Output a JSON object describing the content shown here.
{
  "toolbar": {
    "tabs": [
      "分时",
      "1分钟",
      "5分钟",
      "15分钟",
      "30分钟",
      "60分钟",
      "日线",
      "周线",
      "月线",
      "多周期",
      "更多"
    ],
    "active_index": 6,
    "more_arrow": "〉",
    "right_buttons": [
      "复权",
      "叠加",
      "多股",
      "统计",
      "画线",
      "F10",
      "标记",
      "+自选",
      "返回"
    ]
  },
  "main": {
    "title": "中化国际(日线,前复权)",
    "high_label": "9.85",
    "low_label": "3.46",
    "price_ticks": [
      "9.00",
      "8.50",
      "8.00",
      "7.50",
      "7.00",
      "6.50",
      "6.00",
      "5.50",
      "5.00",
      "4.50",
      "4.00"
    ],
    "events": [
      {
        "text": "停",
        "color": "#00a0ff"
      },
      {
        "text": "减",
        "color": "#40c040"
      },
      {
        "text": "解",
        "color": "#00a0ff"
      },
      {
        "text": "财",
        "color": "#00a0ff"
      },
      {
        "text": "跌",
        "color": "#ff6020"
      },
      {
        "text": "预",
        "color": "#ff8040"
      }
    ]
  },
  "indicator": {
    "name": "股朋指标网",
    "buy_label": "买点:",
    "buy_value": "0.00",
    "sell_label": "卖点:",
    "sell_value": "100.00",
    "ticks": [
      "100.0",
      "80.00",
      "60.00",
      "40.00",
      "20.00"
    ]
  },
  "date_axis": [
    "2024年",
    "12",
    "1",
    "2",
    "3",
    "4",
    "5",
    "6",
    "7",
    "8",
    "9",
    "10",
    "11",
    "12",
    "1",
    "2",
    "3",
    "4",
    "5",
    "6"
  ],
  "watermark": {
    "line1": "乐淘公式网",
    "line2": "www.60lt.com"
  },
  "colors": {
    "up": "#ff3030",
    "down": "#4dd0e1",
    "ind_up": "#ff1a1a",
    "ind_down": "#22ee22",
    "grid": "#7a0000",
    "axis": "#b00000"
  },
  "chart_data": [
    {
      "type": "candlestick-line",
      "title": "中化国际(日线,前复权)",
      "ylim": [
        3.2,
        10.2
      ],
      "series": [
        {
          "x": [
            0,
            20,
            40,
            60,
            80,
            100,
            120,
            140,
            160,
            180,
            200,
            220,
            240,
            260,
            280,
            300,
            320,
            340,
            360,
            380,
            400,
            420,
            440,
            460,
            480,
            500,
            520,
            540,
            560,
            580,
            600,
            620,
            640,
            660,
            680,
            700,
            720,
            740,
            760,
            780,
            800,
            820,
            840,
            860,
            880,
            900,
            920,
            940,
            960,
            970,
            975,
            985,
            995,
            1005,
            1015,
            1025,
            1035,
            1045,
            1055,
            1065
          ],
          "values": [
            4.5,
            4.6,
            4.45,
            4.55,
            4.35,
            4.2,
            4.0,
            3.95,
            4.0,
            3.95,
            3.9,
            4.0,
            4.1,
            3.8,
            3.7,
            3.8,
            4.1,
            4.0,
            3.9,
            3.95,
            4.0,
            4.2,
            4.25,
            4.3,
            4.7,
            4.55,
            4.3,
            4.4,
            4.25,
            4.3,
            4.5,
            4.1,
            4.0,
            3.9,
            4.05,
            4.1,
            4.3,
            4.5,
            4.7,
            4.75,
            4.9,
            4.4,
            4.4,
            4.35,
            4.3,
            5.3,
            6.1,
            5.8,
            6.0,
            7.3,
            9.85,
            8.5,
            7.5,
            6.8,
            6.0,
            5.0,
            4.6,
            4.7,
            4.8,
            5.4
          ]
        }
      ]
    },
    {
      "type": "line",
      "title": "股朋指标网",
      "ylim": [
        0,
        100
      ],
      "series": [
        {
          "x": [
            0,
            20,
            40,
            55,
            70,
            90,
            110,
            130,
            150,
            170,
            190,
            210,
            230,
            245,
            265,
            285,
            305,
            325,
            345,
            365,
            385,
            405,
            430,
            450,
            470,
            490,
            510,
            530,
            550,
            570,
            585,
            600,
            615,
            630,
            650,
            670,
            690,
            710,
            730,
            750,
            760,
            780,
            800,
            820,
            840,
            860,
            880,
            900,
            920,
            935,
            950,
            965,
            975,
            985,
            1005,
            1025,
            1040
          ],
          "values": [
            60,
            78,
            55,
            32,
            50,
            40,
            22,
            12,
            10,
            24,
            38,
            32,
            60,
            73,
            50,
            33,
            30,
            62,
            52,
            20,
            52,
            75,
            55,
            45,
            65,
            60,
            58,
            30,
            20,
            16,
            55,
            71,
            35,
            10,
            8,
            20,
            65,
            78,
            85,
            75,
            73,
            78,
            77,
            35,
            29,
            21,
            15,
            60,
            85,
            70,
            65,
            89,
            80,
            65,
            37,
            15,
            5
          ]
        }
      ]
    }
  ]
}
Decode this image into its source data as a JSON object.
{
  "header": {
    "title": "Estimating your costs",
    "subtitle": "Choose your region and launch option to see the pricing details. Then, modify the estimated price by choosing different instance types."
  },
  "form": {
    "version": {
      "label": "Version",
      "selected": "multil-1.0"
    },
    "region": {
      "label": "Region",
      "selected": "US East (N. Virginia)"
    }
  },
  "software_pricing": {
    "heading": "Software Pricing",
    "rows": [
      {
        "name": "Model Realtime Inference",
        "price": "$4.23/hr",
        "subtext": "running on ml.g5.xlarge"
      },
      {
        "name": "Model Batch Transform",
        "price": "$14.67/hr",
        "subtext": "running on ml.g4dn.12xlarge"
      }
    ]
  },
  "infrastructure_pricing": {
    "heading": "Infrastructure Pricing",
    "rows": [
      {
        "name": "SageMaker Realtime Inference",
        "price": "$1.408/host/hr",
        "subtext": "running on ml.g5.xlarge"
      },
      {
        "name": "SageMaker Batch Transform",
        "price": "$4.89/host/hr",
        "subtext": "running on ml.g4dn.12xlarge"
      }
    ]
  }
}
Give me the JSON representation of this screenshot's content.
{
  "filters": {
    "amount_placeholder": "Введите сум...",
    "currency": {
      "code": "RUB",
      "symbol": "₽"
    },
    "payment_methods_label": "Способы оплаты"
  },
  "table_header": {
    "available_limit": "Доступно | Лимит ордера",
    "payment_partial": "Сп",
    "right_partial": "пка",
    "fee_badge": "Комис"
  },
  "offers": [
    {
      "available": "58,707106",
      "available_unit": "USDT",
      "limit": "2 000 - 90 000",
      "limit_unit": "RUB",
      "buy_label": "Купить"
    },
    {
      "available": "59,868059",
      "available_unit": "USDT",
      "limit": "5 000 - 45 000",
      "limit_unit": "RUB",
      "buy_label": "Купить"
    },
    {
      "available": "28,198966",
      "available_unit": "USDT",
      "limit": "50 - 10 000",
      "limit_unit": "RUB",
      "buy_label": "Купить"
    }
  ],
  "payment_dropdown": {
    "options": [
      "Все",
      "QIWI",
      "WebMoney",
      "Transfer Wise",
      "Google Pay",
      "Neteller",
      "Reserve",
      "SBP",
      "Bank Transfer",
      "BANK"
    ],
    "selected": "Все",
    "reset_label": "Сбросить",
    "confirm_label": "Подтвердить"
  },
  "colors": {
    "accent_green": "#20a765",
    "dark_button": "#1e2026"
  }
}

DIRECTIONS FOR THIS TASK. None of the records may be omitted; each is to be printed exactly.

EXERCISE SOLUTION.
Output a JSON object describing the content shown here.
{
  "toolbar": {
    "tabs": [
      "分时",
      "1分钟",
      "5分钟",
      "15分钟",
      "30分钟",
      "60分钟",
      "日线",
      "周线",
      "月线",
      "多周期",
      "更多"
    ],
    "active_index": 6,
    "more_arrow": "〉",
    "right_buttons": [
      "复权",
      "叠加",
      "多股",
      "统计",
      "画线",
      "F10",
      "标记",
      "+自选",
      "返回"
    ]
  },
  "main": {
    "title": "中化国际(日线,前复权)",
    "high_label": "9.85",
    "low_label": "3.46",
    "price_ticks": [
      "9.00",
      "8.50",
      "8.00",
      "7.50",
      "7.00",
      "6.50",
      "6.00",
      "5.50",
      "5.00",
      "4.50",
      "4.00"
    ],
    "events": [
      {
        "text": "停",
        "color": "#00a0ff"
      },
      {
        "text": "减",
        "color": "#40c040"
      },
      {
        "text": "解",
        "color": "#00a0ff"
      },
      {
        "text": "财",
        "color": "#00a0ff"
      },
      {
        "text": "跌",
        "color": "#ff6020"
      },
      {
        "text": "预",
        "color": "#ff8040"
      }
    ]
  },
  "indicator": {
    "name": "股朋指标网",
    "buy_label": "买点:",
    "buy_value": "0.00",
    "sell_label": "卖点:",
    "sell_value": "100.00",
    "ticks": [
      "100.0",
      "80.00",
      "60.00",
      "40.00",
      "20.00"
    ]
  },
  "date_axis": [
    "2024年",
    "12",
    "1",
    "2",
    "3",
    "4",
    "5",
    "6",
    "7",
    "8",
    "9",
    "10",
    "11",
    "12",
    "1",
    "2",
    "3",
    "4",
    "5",
    "6"
  ],
  "watermark": {
    "line1": "乐淘公式网",
    "line2": "www.60lt.com"
  },
  "colors": {
    "up": "#ff3030",
    "down": "#4dd0e1",
    "ind_up": "#ff1a1a",
    "ind_down": "#22ee22",
    "grid": "#7a0000",
    "axis": "#b00000"
  },
  "chart_data": [
    {
      "type": "candlestick-line",
      "title": "中化国际(日线,前复权)",
      "ylim": [
        3.2,
        10.2
      ],
      "series": [
        {
          "x": [
            0,
            20,
            40,
            60,
            80,
            100,
            120,
            140,
            160,
            180,
            200,
            220,
            240,
            260,
            280,
            300,
            320,
            340,
            360,
            380,
            400,
            420,
            440,
            460,
            480,
            500,
            520,
            540,
            560,
            580,
            600,
            620,
            640,
            660,
            680,
            700,
            720,
            740,
            760,
            780,
            800,
            820,
            840,
            860,
            880,
            900,
            920,
            940,
            960,
            970,
            975,
            985,
            995,
            1005,
            1015,
            1025,
            1035,
            1045,
            1055,
            1065
          ],
          "values": [
            4.5,
            4.6,
            4.45,
            4.55,
            4.35,
            4.2,
            4.0,
            3.95,
            4.0,
            3.95,
            3.9,
            4.0,
            4.1,
            3.8,
            3.7,
            3.8,
            4.1,
            4.0,
            3.9,
            3.95,
            4.0,
            4.2,
            4.25,
            4.3,
            4.7,
            4.55,
            4.3,
            4.4,
            4.25,
            4.3,
            4.5,
            4.1,
            4.0,
            3.9,
            4.05,
            4.1,
            4.3,
            4.5,
            4.7,
            4.75,
            4.9,
            4.4,
            4.4,
            4.35,
            4.3,
            5.3,
            6.1,
            5.8,
            6.0,
            7.3,
            9.85,
            8.5,
            7.5,
            6.8,
            6.0,
            5.0,
            4.6,
            4.7,
            4.8,
            5.4
          ]
        }
      ]
    },
    {
      "type": "line",
      "title": "股朋指标网",
      "ylim": [
        0,
        100
      ],
      "series": [
        {
          "x": [
            0,
            20,
            40,
            55,
            70,
            90,
            110,
            130,
            150,
            170,
            190,
            210,
            230,
            245,
            265,
            285,
            305,
            325,
            345,
            365,
            385,
            405,
            430,
            450,
            470,
            490,
            510,
            530,
            550,
            570,
            585,
            600,
            615,
            630,
            650,
            670,
            690,
            710,
            730,
            750,
            760,
            780,
            800,
            820,
            840,
            860,
            880,
            900,
            920,
            935,
            950,
            965,
            975,
            985,
            1005,
            1025,
            1040
          ],
          "values": [
            60,
            78,
            55,
            32,
            50,
            40,
            22,
            12,
            10,
            24,
            38,
            32,
            60,
            73,
            50,
            33,
            30,
            62,
            52,
            20,
            52,
            75,
            55,
            45,
            65,
            60,
            58,
            30,
            20,
            16,
            55,
            71,
            35,
            10,
            8,
            20,
            65,
            78,
            85,
            75,
            73,
            78,
            77,
            35,
            29,
            21,
            15,
            60,
            85,
            70,
            65,
            89,
            80,
            65,
            37,
            15,
            5
          ]
        }
      ]
    }
  ]
}
Decode this image into its source data as a JSON object.
{
  "header": {
    "title": "Estimating your costs",
    "subtitle": "Choose your region and launch option to see the pricing details. Then, modify the estimated price by choosing different instance types."
  },
  "form": {
    "version": {
      "label": "Version",
      "selected": "multil-1.0"
    },
    "region": {
      "label": "Region",
      "selected": "US East (N. Virginia)"
    }
  },
  "software_pricing": {
    "heading": "Software Pricing",
    "rows": [
      {
        "name": "Model Realtime Inference",
        "price": "$4.23/hr",
        "subtext": "running on ml.g5.xlarge"
      },
      {
        "name": "Model Batch Transform",
        "price": "$14.67/hr",
        "subtext": "running on ml.g4dn.12xlarge"
      }
    ]
  },
  "infrastructure_pricing": {
    "heading": "Infrastructure Pricing",
    "rows": [
      {
        "name": "SageMaker Realtime Inference",
        "price": "$1.408/host/hr",
        "subtext": "running on ml.g5.xlarge"
      },
      {
        "name": "SageMaker Batch Transform",
        "price": "$4.89/host/hr",
        "subtext": "running on ml.g4dn.12xlarge"
      }
    ]
  }
}
Give me the JSON representation of this screenshot's content.
{
  "filters": {
    "amount_placeholder": "Введите сум...",
    "currency": {
      "code": "RUB",
      "symbol": "₽"
    },
    "payment_methods_label": "Способы оплаты"
  },
  "table_header": {
    "available_limit": "Доступно | Лимит ордера",
    "payment_partial": "Сп",
    "right_partial": "пка",
    "fee_badge": "Комис"
  },
  "offers": [
    {
      "available": "58,707106",
      "available_unit": "USDT",
      "limit": "2 000 - 90 000",
      "limit_unit": "RUB",
      "buy_label": "Купить"
    },
    {
      "available": "59,868059",
      "available_unit": "USDT",
      "limit": "5 000 - 45 000",
      "limit_unit": "RUB",
      "buy_label": "Купить"
    },
    {
      "available": "28,198966",
      "available_unit": "USDT",
      "limit": "50 - 10 000",
      "limit_unit": "RUB",
      "buy_label": "Купить"
    }
  ],
  "payment_dropdown": {
    "options": [
      "Все",
      "QIWI",
      "WebMoney",
      "Transfer Wise",
      "Google Pay",
      "Neteller",
      "Reserve",
      "SBP",
      "Bank Transfer",
      "BANK"
    ],
    "selected": "Все",
    "reset_label": "Сбросить",
    "confirm_label": "Подтвердить"
  },
  "colors": {
    "accent_green": "#20a765",
    "dark_button": "#1e2026"
  }
}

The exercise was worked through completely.